That is what makes it unfair when her name is used as shorthand, often linked to James Randi’s, for a type of narrow-minded bigot who automatically declares the paranormal to be impossible (see a typical issue of Psychic News’s letters page, for example). They do exist, but she is not one of them, having put in more effort to research the issues than the vast majority of her critics. And as this book shows, the conclusion that there is nothing in it was reached only after much pain and (pun intended) soul-searching.
This type of scientific autobiography is especially interesting because the layperson does not normally see what lies behind the ordinary journal article, the effort, thought and sometimes misery which lie behind the dry prose. That said, some of the personal material reads rather awkwardly (the sentence describing living with Adam Hart-Davis, “with whom I write books, make television programs, and love” really ought to be dropped in the next edition). On the whole though it is very readable, with lots of invented dialogue, and has the added bonus of introducing a great deal of the parapsychological debate in a friendly and non-technical manner. As a portrait of an intellectual journey and a behind-the-scenes look at some of the personalities and the research it is extremely entertaining.
The section covering the last ten years is raced through in less than thirty pages, which is a pity, because that is the period in which she has come to national prominence.
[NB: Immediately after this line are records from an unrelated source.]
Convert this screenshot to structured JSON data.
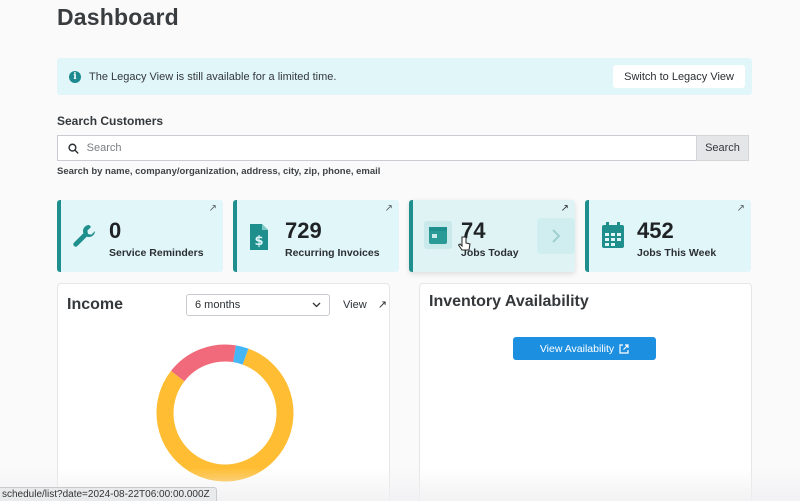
{
  "page": {
    "title": "Dashboard"
  },
  "banner": {
    "text": "The Legacy View is still available for a limited time.",
    "button_label": "Switch to Legacy View",
    "icon": "info-icon"
  },
  "search": {
    "label": "Search Customers",
    "placeholder": "Search",
    "button_label": "Search",
    "hint": "Search by name, company/organization, address, city, zip, phone, email"
  },
  "stats": [
    {
      "value": "0",
      "label": "Service Reminders",
      "icon": "wrench-icon"
    },
    {
      "value": "729",
      "label": "Recurring Invoices",
      "icon": "invoice-icon"
    },
    {
      "value": "74",
      "label": "Jobs Today",
      "icon": "calendar-day-icon"
    },
    {
      "value": "452",
      "label": "Jobs This Week",
      "icon": "calendar-week-icon"
    }
  ],
  "income": {
    "title": "Income",
    "period_selected": "6 months",
    "view_label": "View",
    "chart_data": {
      "type": "pie",
      "values": [
        80,
        17,
        3
      ],
      "colors": [
        "#ffbd33",
        "#f06a7b",
        "#45b6f5"
      ]
    }
  },
  "inventory": {
    "title": "Inventory Availability",
    "button_label": "View Availability"
  },
  "status_bar": {
    "url": "schedule/list?date=2024-08-22T06:00:00.000Z"
  },
  "colors": {
    "accent": "#1f8f8d",
    "card_bg": "#e1f6f8",
    "primary_button": "#1d8fe1"
  }
}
On the other hand, it only continues a trend which was clearly marked out before. In her struggle to find some paranormal component to human experience, nothing has changed to alter her attitude that it is unlikely to exist, although she hopes that she is wrong. The final section is valuable for a discussion of the famous expedition to Cambridge, the background to which she could only allude to in the first edition.
During a ‘Start the Week’ discussion on Radio 4 last year, she said that she was interested in conducting research into concepts developed by Richard Dawkins, another name to provoke frothing by Psychic News readers, but the shift clearly signals a move away from parapsychology. After so many years of obtaining results at chance levels it is understandable that she should want a change, but the field will be the poorer for her absence. It also means that we might not get a further instalment of her autobiography in 2006, as In Search of the Light gets its structure from her journey of exploration of the paranormal.
Footnote: On the coincidences front, one relating to Sue Blackmore came my way recently. On 13th January 1997, BBC2 showed a programme presented by Adam Hart-Davis (with whom Dr Blackmore writes books etc.). That was followed by University Challenge. The teams were The University of the West of England, where Sue Blackmore is a senior lecturer, and the University of Surrey, which is where she did her Ph.D. I wonder which team she rooted for.